erected, tribunals have been set up and so forth, but there are more places out there, some obscure, which have faced similar experiences which nobody knows about. Anybody heard about Equatorial Guinea? From around 1970 to 1979 its dictator, a man who went by the name of Francisco Macías Nguema, killed around a third of his population, a similar percentage as in Cambodia, but since the population was only 300.000 the figures are of course lower. Nevertheless, I think very few people know about this genocide. So, here it is. You know! Remember them, because nobody else does. This man did get his just due, he was overthrown, and killed, though truth be told he was overthrown by his own cousin, who is the current dictator. And there are more of such places I am sure, where the victims and the crimes have simply been forgotten. Perhaps there should be some memorial for all the forgotten victims of genocide, or a day of remembrance for those who have slipped through the cracks of our sieve like memories.
Well, now I shall truly move on to happier times and circumstances. To dolphins as a matter of fact, and what better
Pieces of clothes and other remains
than dolphins to put a smile on peoples faces. These dolphins are in fact "Flipper's" fresh water cousins, and they live in the Mekong River and are highly endangered. There are a few spots you can see them, in Cambodia the best place for this is Kratie, north of Phnom Penh. And so I went to Kratie and I came and I saw. They are bloody hard to take a picture off though, so don't blame me if you find my photos of the little critters lacking in quality. I did my best!
A more unusual and surprising source of entertainment in Kratie was what seemed to be the local pass-time. At night as the lights go on everybody goes out and catches crickets! Yes, you read it right: crickets! They run after them and put them in bottles, for eating later on. And what a fun they have as they are catching these buggers. Laughter and banter and rivalry! Who can catch the most of them, and that sort of stuff. And what do they taste like? Well, I found fried cricket rather bland. It needed some sort of dip sauce, maybe a good chili sauce, or perhaps
The tree where babies were smashed against
smother them in garlic. As what the crickets though of all this? Probably they would classify the catching, killing and eating of their brethren as genocide as well. The world is cruel indeed.
As Cambodia at this time of year is excruciatingly hot, I decided to cool down a bit by going to Ban Lung after having my fill of dolphins and crickets. Ban Lung is situated in the north-east of the country, in the hills. It wasn't much cooler, but there were some waterfalls and an old crater lake that brought the necessary refreshment.

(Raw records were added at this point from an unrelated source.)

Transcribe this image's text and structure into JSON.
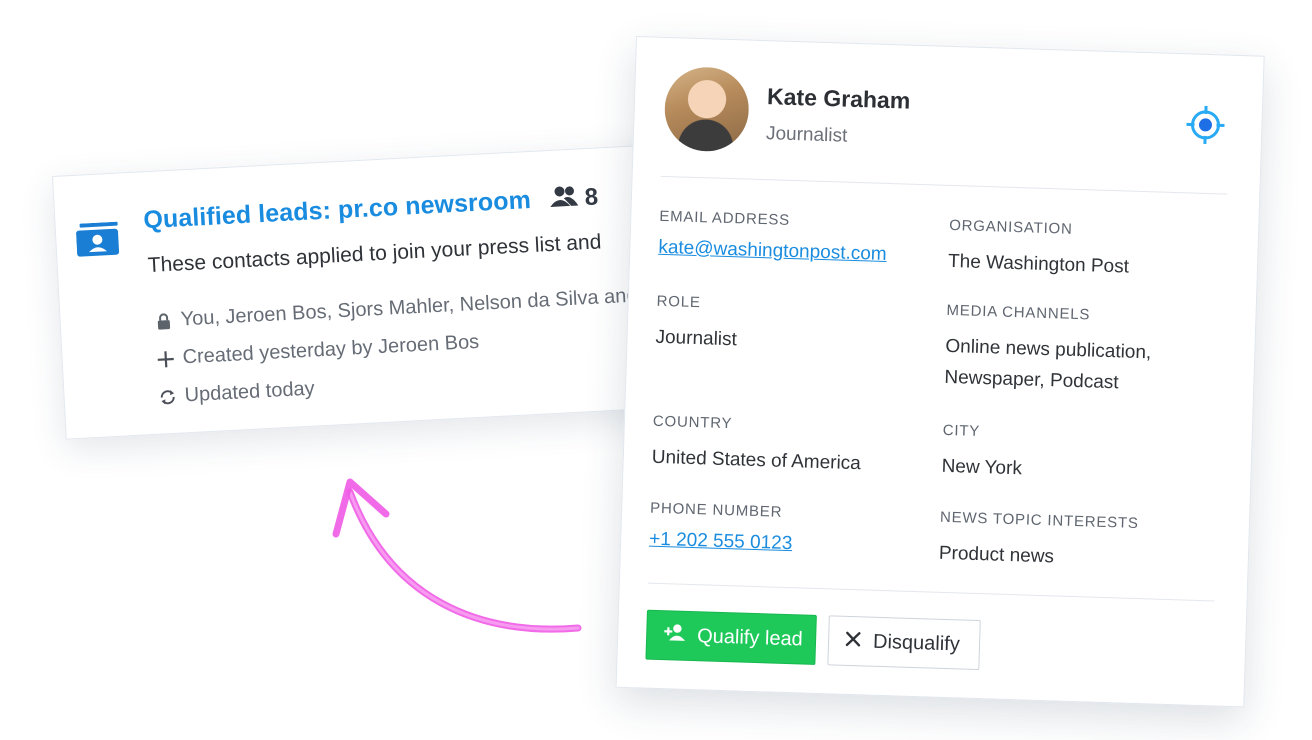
{
  "list": {
    "title": "Qualified leads: pr.co newsroom",
    "member_count": "8",
    "description": "These contacts applied to join your press list and",
    "access": "You, Jeroen Bos, Sjors Mahler, Nelson da Silva and",
    "created": "Created yesterday by Jeroen Bos",
    "updated": "Updated today",
    "icons": [
      "contact-card-icon",
      "people-icon",
      "lock-icon",
      "plus-icon",
      "refresh-icon"
    ]
  },
  "contact": {
    "name": "Kate Graham",
    "title": "Journalist",
    "fields": {
      "email": {
        "label": "EMAIL ADDRESS",
        "value": "kate@washingtonpost.com"
      },
      "organisation": {
        "label": "ORGANISATION",
        "value": "The Washington Post"
      },
      "role": {
        "label": "ROLE",
        "value": "Journalist"
      },
      "media_channels": {
        "label": "MEDIA CHANNELS",
        "value_line1": "Online news publication,",
        "value_line2": "Newspaper, Podcast"
      },
      "country": {
        "label": "COUNTRY",
        "value": "United States of America"
      },
      "city": {
        "label": "CITY",
        "value": "New York"
      },
      "phone": {
        "label": "PHONE NUMBER",
        "value": "+1 202 555 0123"
      },
      "news_topics": {
        "label": "NEWS TOPIC INTERESTS",
        "value": "Product news"
      }
    },
    "actions": {
      "qualify": "Qualify lead",
      "disqualify": "Disqualify"
    }
  },
  "colors": {
    "link": "#1a8cdf",
    "qualify_button": "#1ec95a",
    "target_icon": "#29aaf4",
    "arrow": "#f05be6"
  }
}
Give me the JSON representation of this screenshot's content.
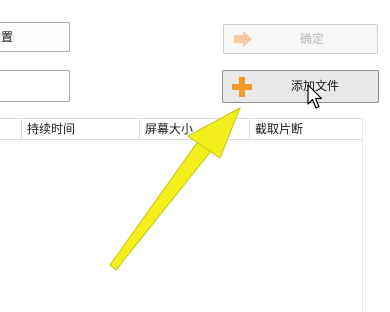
{
  "top_left_button": {
    "label": "置"
  },
  "confirm_button": {
    "label": "确定",
    "icon": "arrow-right-icon"
  },
  "add_file_button": {
    "label": "添加文件",
    "icon": "plus-icon"
  },
  "table": {
    "columns": [
      "持续时间",
      "屏幕大小",
      "截取片断"
    ]
  },
  "colors": {
    "annotation_arrow": "#f2ef1c",
    "plus_icon": "#f39a28",
    "confirm_icon": "#f7c9a0"
  }
}
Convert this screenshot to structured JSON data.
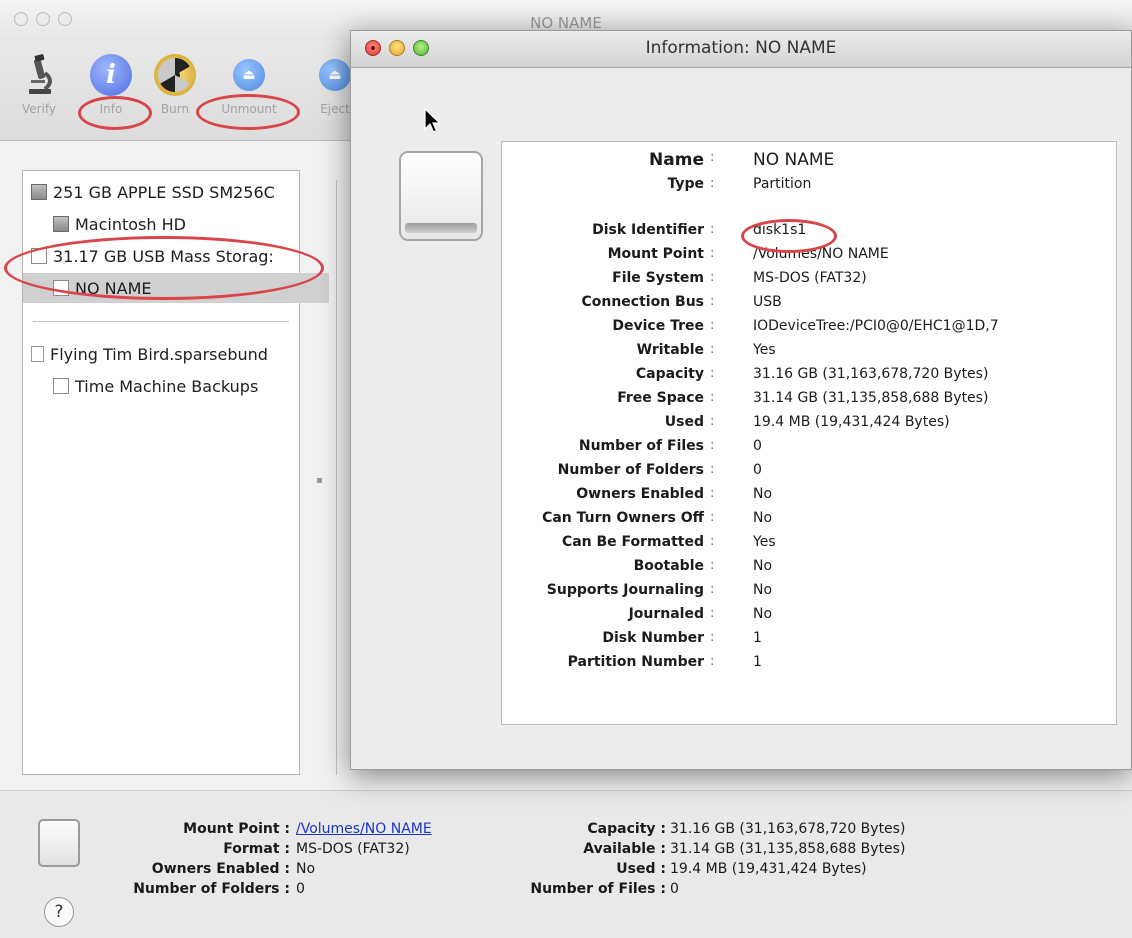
{
  "disk_utility": {
    "title": "NO NAME",
    "toolbar": {
      "verify": "Verify",
      "info": "Info",
      "burn": "Burn",
      "unmount": "Unmount",
      "eject": "Eject"
    },
    "sidebar": {
      "items": [
        {
          "label": "251 GB APPLE SSD SM256C",
          "icon": "internal-disk-icon"
        },
        {
          "label": "Macintosh HD",
          "icon": "volume-icon"
        },
        {
          "label": "31.17 GB USB Mass Storag:",
          "icon": "external-disk-icon"
        },
        {
          "label": "NO NAME",
          "icon": "volume-icon",
          "selected": true
        },
        {
          "label": "Flying Tim Bird.sparsebund",
          "icon": "disk-image-icon"
        },
        {
          "label": "Time Machine Backups",
          "icon": "volume-icon"
        }
      ]
    },
    "info_bar": {
      "mount_point_label": "Mount Point :",
      "mount_point_value": "/Volumes/NO NAME",
      "format_label": "Format :",
      "format_value": "MS-DOS (FAT32)",
      "owners_enabled_label": "Owners Enabled :",
      "owners_enabled_value": "No",
      "folders_label": "Number of Folders :",
      "folders_value": "0",
      "capacity_label": "Capacity :",
      "capacity_value": "31.16 GB (31,163,678,720 Bytes)",
      "available_label": "Available :",
      "available_value": "31.14 GB (31,135,858,688 Bytes)",
      "used_label": "Used :",
      "used_value": "19.4 MB (19,431,424 Bytes)",
      "files_label": "Number of Files :",
      "files_value": "0",
      "help": "?"
    }
  },
  "info_window": {
    "title": "Information: NO NAME",
    "rows": [
      {
        "label": "Name",
        "value": "NO NAME"
      },
      {
        "label": "Type",
        "value": "Partition"
      },
      {
        "label": "Disk Identifier",
        "value": "disk1s1"
      },
      {
        "label": "Mount Point",
        "value": "/Volumes/NO NAME"
      },
      {
        "label": "File System",
        "value": "MS-DOS (FAT32)"
      },
      {
        "label": "Connection Bus",
        "value": "USB"
      },
      {
        "label": "Device Tree",
        "value": "IODeviceTree:/PCI0@0/EHC1@1D,7"
      },
      {
        "label": "Writable",
        "value": "Yes"
      },
      {
        "label": "Capacity",
        "value": "31.16 GB (31,163,678,720 Bytes)"
      },
      {
        "label": "Free Space",
        "value": "31.14 GB (31,135,858,688 Bytes)"
      },
      {
        "label": "Used",
        "value": "19.4 MB (19,431,424 Bytes)"
      },
      {
        "label": "Number of Files",
        "value": "0"
      },
      {
        "label": "Number of Folders",
        "value": "0"
      },
      {
        "label": "Owners Enabled",
        "value": "No"
      },
      {
        "label": "Can Turn Owners Off",
        "value": "No"
      },
      {
        "label": "Can Be Formatted",
        "value": "Yes"
      },
      {
        "label": "Bootable",
        "value": "No"
      },
      {
        "label": "Supports Journaling",
        "value": "No"
      },
      {
        "label": "Journaled",
        "value": "No"
      },
      {
        "label": "Disk Number",
        "value": "1"
      },
      {
        "label": "Partition Number",
        "value": "1"
      }
    ]
  },
  "colors": {
    "annotation_red": "#d9454a",
    "info_icon_blue": "#5b7de6",
    "link_blue": "#1a36c9"
  }
}
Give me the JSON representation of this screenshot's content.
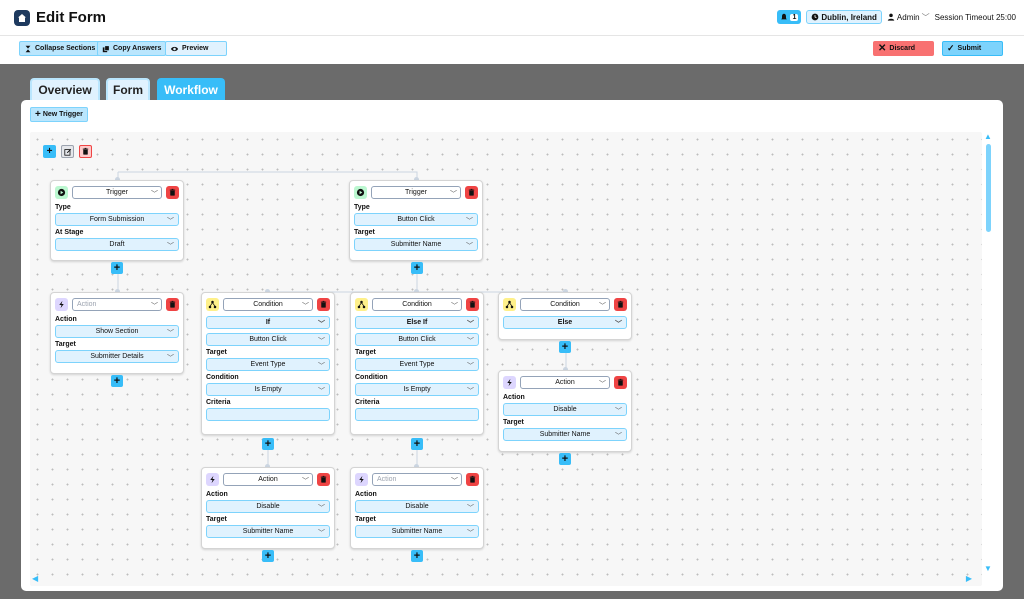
{
  "header": {
    "title": "Edit Form",
    "notification_count": "1",
    "location": "Dublin, Ireland",
    "user": "Admin",
    "session": "Session Timeout 25:00"
  },
  "toolbar": {
    "collapse": "Collapse Sections",
    "copy": "Copy Answers",
    "preview": "Preview",
    "discard": "Discard",
    "submit": "Submit"
  },
  "tabs": [
    "Overview",
    "Form",
    "Workflow"
  ],
  "new_trigger": "New Trigger",
  "labels": {
    "type": "Type",
    "at_stage": "At Stage",
    "target": "Target",
    "action": "Action",
    "condition": "Condition",
    "criteria": "Criteria"
  },
  "nodes": {
    "trigger1": {
      "head": "Trigger",
      "type": "Form Submission",
      "stage": "Draft"
    },
    "trigger2": {
      "head": "Trigger",
      "type": "Button Click",
      "target": "Submitter Name"
    },
    "action1": {
      "head_placeholder": "Action",
      "action": "Show Section",
      "target": "Submitter Details"
    },
    "cond_if": {
      "head": "Condition",
      "branch": "If",
      "event": "Button Click",
      "target": "Event Type",
      "condition": "Is Empty",
      "criteria": ""
    },
    "cond_elseif": {
      "head": "Condition",
      "branch": "Else If",
      "event": "Button Click",
      "target": "Event Type",
      "condition": "Is Empty",
      "criteria": ""
    },
    "cond_else": {
      "head": "Condition",
      "branch": "Else"
    },
    "action_else": {
      "head": "Action",
      "action": "Disable",
      "target": "Submitter Name"
    },
    "action_if": {
      "head": "Action",
      "action": "Disable",
      "target": "Submitter Name"
    },
    "action_elseif": {
      "head_placeholder": "Action",
      "action": "Disable",
      "target": "Submitter Name"
    }
  },
  "colors": {
    "accent": "#38bdf8",
    "danger": "#ef4444",
    "trigger": "#bbf7d0",
    "condition": "#fef08a",
    "action": "#ddd6fe"
  }
}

Only for as long as you are in the water though, as soon as you are out and need to get back to your guesthouse the heat attacks you again with a vengeance! Especially when like me, you cycled out there and the ride back is all uphill. Phew, talk about being drenched in sweat. I feel sorry for the guy sleeping in my room, oh no wait, that would be me. I feel sorry for myself.
And now, I am actually in Siem Reap, but that is for my next blog. All I can say for the moment is that some thieving
At the base of the tree
bastard stole my flip-flops!!! You can take away my freedom, you can take away my dignity, put keep off my flip-flops!
There are more photos below